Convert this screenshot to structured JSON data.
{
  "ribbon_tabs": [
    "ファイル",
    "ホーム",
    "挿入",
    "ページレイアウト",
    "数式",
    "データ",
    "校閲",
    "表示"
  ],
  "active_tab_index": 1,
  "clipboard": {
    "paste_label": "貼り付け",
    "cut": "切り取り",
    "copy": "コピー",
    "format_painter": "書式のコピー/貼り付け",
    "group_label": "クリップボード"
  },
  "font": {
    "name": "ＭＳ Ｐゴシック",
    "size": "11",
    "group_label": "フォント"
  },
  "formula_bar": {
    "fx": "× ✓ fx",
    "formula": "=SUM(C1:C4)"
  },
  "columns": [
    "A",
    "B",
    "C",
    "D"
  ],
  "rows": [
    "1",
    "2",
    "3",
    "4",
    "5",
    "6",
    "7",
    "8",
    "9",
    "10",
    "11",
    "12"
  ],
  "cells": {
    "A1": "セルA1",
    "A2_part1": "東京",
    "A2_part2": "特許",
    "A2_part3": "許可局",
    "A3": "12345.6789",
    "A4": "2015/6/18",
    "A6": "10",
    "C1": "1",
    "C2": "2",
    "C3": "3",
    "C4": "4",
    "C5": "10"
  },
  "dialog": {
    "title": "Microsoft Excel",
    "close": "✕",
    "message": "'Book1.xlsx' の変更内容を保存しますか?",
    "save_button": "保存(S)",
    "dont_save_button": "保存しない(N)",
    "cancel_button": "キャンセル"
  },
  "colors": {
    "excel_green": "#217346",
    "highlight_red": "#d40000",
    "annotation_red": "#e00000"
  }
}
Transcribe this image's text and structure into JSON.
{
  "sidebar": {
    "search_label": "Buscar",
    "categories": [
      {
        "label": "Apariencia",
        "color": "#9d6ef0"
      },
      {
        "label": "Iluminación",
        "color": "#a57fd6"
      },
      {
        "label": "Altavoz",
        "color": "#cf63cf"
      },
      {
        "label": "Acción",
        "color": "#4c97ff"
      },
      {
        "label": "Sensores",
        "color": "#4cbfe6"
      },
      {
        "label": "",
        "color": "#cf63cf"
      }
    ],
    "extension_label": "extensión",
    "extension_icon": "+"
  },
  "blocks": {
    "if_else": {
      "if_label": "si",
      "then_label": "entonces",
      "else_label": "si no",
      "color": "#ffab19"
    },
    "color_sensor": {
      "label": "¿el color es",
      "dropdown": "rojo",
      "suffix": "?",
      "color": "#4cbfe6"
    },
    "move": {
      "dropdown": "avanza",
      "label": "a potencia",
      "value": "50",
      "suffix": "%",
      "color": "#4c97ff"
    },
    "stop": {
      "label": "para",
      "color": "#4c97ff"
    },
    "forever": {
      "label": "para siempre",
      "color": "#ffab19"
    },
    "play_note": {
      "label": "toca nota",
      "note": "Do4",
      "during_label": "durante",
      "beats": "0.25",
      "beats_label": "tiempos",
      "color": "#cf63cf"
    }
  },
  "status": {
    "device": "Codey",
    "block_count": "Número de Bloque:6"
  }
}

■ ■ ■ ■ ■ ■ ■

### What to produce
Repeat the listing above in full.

### Answer box
Convert this screenshot to structured JSON data.
{
  "ribbon_tabs": [
    "ファイル",
    "ホーム",
    "挿入",
    "ページレイアウト",
    "数式",
    "データ",
    "校閲",
    "表示"
  ],
  "active_tab_index": 1,
  "clipboard": {
    "paste_label": "貼り付け",
    "cut": "切り取り",
    "copy": "コピー",
    "format_painter": "書式のコピー/貼り付け",
    "group_label": "クリップボード"
  },
  "font": {
    "name": "ＭＳ Ｐゴシック",
    "size": "11",
    "group_label": "フォント"
  },
  "formula_bar": {
    "fx": "× ✓ fx",
    "formula": "=SUM(C1:C4)"
  },
  "columns": [
    "A",
    "B",
    "C",
    "D"
  ],
  "rows": [
    "1",
    "2",
    "3",
    "4",
    "5",
    "6",
    "7",
    "8",
    "9",
    "10",
    "11",
    "12"
  ],
  "cells": {
    "A1": "セルA1",
    "A2_part1": "東京",
    "A2_part2": "特許",
    "A2_part3": "許可局",
    "A3": "12345.6789",
    "A4": "2015/6/18",
    "A6": "10",
    "C1": "1",
    "C2": "2",
    "C3": "3",
    "C4": "4",
    "C5": "10"
  },
  "dialog": {
    "title": "Microsoft Excel",
    "close": "✕",
    "message": "'Book1.xlsx' の変更内容を保存しますか?",
    "save_button": "保存(S)",
    "dont_save_button": "保存しない(N)",
    "cancel_button": "キャンセル"
  },
  "colors": {
    "excel_green": "#217346",
    "highlight_red": "#d40000",
    "annotation_red": "#e00000"
  }
}
Transcribe this image's text and structure into JSON.
{
  "sidebar": {
    "search_label": "Buscar",
    "categories": [
      {
        "label": "Apariencia",
        "color": "#9d6ef0"
      },
      {
        "label": "Iluminación",
        "color": "#a57fd6"
      },
      {
        "label": "Altavoz",
        "color": "#cf63cf"
      },
      {
        "label": "Acción",
        "color": "#4c97ff"
      },
      {
        "label": "Sensores",
        "color": "#4cbfe6"
      },
      {
        "label": "",
        "color": "#cf63cf"
      }
    ],
    "extension_label": "extensión",
    "extension_icon": "+"
  },
  "blocks": {
    "if_else": {
      "if_label": "si",
      "then_label": "entonces",
      "else_label": "si no",
      "color": "#ffab19"
    },
    "color_sensor": {
      "label": "¿el color es",
      "dropdown": "rojo",
      "suffix": "?",
      "color": "#4cbfe6"
    },
    "move": {
      "dropdown": "avanza",
      "label": "a potencia",
      "value": "50",
      "suffix": "%",
      "color": "#4c97ff"
    },
    "stop": {
      "label": "para",
      "color": "#4c97ff"
    },
    "forever": {
      "label": "para siempre",
      "color": "#ffab19"
    },
    "play_note": {
      "label": "toca nota",
      "note": "Do4",
      "during_label": "durante",
      "beats": "0.25",
      "beats_label": "tiempos",
      "color": "#cf63cf"
    }
  },
  "status": {
    "device": "Codey",
    "block_count": "Número de Bloque:6"
  }
}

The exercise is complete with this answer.